Her first grasshopper.
Excerpt from Barnett’s latest newsletter article “Excellence, or Expediency?” http://bbinstitute.com
When the bicycle leaves a factory, it has considerable potential, but if the right things don’t happen between the factory and the purchase by the rider, that potential doesn’t even get close to being fully realized.
Here’s what we know from our cumulative century-plus of experience:
From the factory, virtually not a single adjustable bearing (in a hub, a bottom bracket, or headset) was ever correctly adjusted.
From the factory, not a single derailleur would not have benefited from a few minutes of attention from a highly-skilled mechanic.
From the factory, not a single wheel is as well tensioned or as straight as any fully-skilled mechanic would make a wheel for use on his or her own bike.

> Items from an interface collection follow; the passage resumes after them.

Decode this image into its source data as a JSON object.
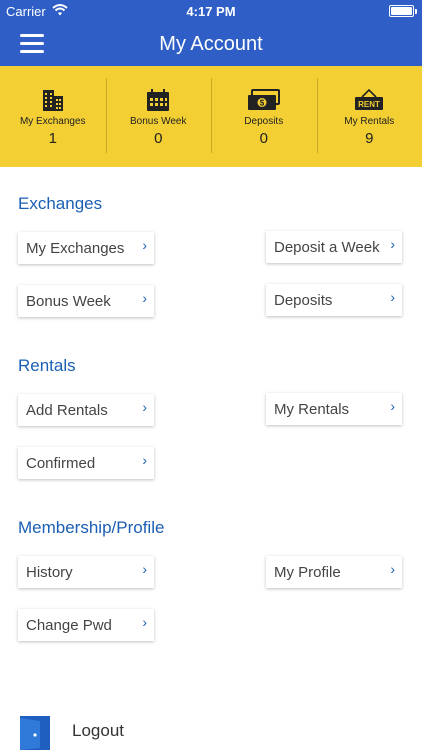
{
  "status_bar": {
    "carrier": "Carrier",
    "time": "4:17 PM"
  },
  "nav": {
    "title": "My Account"
  },
  "summary": [
    {
      "icon": "building-icon",
      "label": "My Exchanges",
      "count": "1"
    },
    {
      "icon": "calendar-icon",
      "label": "Bonus Week",
      "count": "0"
    },
    {
      "icon": "money-icon",
      "label": "Deposits",
      "count": "0"
    },
    {
      "icon": "rent-sign-icon",
      "label": "My Rentals",
      "count": "9",
      "sign_text": "RENT"
    }
  ],
  "sections": {
    "exchanges": {
      "title": "Exchanges",
      "items": [
        "My Exchanges",
        "Deposit a Week",
        "Bonus Week",
        "Deposits"
      ]
    },
    "rentals": {
      "title": "Rentals",
      "items": [
        "Add Rentals",
        "My Rentals",
        "Confirmed"
      ]
    },
    "membership": {
      "title": "Membership/Profile",
      "items": [
        "History",
        "My Profile",
        "Change Pwd"
      ]
    }
  },
  "chevron": "›",
  "logout": {
    "label": "Logout"
  },
  "colors": {
    "header_blue": "#2f5fc6",
    "summary_yellow": "#f3cf33",
    "accent_blue": "#1a5fb4"
  }
}
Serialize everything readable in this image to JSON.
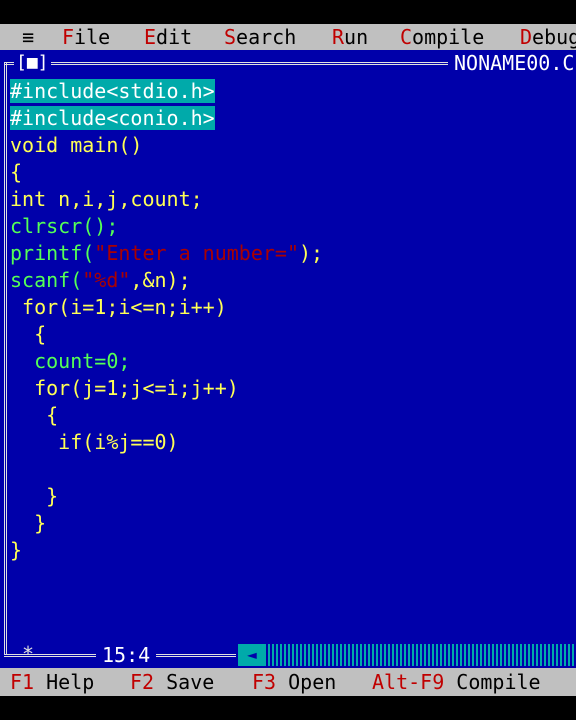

And these are just a few salient examples. In summary, not a single bike we have ever seen come out of a box could not have been improved in every single adjustable area by a mechanic with a top-level skill set.
The implication of this is enormous. Very few consumers have ever ridden a bicycle performing at it’s maximum performance potential.
Just how impractical could it be to see that a bicycle leaves the store in optimum condition? The difference between a “expedient” bike assembly and an “excellent” assembly is a matter of a couple of hours of a fully-capable mechanic’s attention. At the going rate for service in today’s bicycle retail industry, that’s a difference of more than $100, but probably not more than $200. Will the consumer pay that? In fact, in some of the more sophisticated (and successful) bike shops, consumers do pay extra for an excellent assembly. In these cases, either the bike is priced at the suggested retail, and the charge for assembly is added on, or the bike is priced above suggested retail and the higher price includes the cost of assembly.